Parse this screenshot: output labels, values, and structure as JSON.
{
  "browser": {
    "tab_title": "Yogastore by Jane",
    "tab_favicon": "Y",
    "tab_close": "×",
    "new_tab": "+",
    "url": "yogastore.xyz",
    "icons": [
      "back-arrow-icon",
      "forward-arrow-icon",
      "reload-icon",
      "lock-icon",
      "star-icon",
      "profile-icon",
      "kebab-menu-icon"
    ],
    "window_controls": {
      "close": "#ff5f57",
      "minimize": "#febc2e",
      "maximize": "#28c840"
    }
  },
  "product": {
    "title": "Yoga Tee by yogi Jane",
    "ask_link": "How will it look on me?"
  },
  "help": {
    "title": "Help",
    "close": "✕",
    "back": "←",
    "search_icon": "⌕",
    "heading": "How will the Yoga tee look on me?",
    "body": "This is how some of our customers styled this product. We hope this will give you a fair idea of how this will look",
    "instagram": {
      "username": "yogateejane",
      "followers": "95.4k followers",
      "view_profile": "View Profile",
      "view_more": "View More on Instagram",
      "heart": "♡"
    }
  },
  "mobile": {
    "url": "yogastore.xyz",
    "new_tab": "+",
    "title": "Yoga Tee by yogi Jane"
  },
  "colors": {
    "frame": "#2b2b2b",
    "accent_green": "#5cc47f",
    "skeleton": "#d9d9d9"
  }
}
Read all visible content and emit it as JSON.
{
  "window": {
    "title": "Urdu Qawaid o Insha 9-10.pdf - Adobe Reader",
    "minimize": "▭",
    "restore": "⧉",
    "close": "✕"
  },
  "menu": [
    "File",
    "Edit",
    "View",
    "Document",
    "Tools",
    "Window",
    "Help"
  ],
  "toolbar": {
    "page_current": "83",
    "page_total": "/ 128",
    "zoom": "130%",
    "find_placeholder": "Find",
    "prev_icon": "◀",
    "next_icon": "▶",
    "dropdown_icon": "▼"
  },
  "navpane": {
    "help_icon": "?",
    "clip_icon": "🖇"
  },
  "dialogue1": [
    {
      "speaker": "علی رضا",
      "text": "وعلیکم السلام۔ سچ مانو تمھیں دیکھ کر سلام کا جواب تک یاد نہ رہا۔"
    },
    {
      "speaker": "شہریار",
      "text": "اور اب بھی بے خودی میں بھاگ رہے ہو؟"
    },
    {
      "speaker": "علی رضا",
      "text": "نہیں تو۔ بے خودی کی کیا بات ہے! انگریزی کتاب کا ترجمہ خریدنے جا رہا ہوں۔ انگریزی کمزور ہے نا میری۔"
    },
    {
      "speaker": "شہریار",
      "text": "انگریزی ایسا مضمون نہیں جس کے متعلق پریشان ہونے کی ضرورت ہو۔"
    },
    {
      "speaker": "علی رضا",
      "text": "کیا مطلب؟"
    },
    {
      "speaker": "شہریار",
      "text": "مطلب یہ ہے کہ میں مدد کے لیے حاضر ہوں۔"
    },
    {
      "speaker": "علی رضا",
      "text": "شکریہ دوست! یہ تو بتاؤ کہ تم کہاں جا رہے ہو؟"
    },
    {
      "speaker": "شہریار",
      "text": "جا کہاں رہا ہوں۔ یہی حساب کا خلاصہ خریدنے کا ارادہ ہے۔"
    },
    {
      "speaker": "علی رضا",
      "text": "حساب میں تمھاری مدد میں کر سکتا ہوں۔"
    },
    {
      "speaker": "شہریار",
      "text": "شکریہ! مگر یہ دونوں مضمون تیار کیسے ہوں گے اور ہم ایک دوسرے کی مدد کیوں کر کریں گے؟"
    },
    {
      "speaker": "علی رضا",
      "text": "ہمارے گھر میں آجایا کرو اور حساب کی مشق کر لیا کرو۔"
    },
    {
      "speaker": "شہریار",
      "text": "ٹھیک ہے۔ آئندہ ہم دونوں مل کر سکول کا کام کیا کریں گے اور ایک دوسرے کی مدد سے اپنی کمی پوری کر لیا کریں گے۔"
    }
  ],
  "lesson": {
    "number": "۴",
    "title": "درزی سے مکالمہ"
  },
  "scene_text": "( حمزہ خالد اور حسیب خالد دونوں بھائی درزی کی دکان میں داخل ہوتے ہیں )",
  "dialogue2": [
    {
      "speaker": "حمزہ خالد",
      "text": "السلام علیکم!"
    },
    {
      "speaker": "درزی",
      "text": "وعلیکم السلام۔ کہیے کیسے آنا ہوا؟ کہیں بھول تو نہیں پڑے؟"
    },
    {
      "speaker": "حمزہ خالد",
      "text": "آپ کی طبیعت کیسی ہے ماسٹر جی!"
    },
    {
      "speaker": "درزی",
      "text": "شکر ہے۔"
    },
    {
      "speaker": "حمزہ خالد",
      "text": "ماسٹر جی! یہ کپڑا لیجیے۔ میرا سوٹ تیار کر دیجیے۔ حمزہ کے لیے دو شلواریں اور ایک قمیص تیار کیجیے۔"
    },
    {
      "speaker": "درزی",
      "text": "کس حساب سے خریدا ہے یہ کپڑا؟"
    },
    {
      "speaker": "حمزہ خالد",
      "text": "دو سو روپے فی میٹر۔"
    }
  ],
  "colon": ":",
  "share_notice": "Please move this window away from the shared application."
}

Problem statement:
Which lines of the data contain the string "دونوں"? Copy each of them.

Result of this task:
      "text": "شکریہ! مگر یہ دونوں مضمون تیار کیسے ہوں گے اور ہم ایک دوسرے کی مدد کیوں کر کریں گے؟"
      "text": "ٹھیک ہے۔ آئندہ ہم دونوں مل کر سکول کا کام کیا کریں گے اور ایک دوسرے کی مدد سے اپنی کمی پوری کر لیا کریں گے۔"
  "scene_text": "( حمزہ خالد اور حسیب خالد دونوں بھائی درزی کی دکان میں داخل ہوتے ہیں )",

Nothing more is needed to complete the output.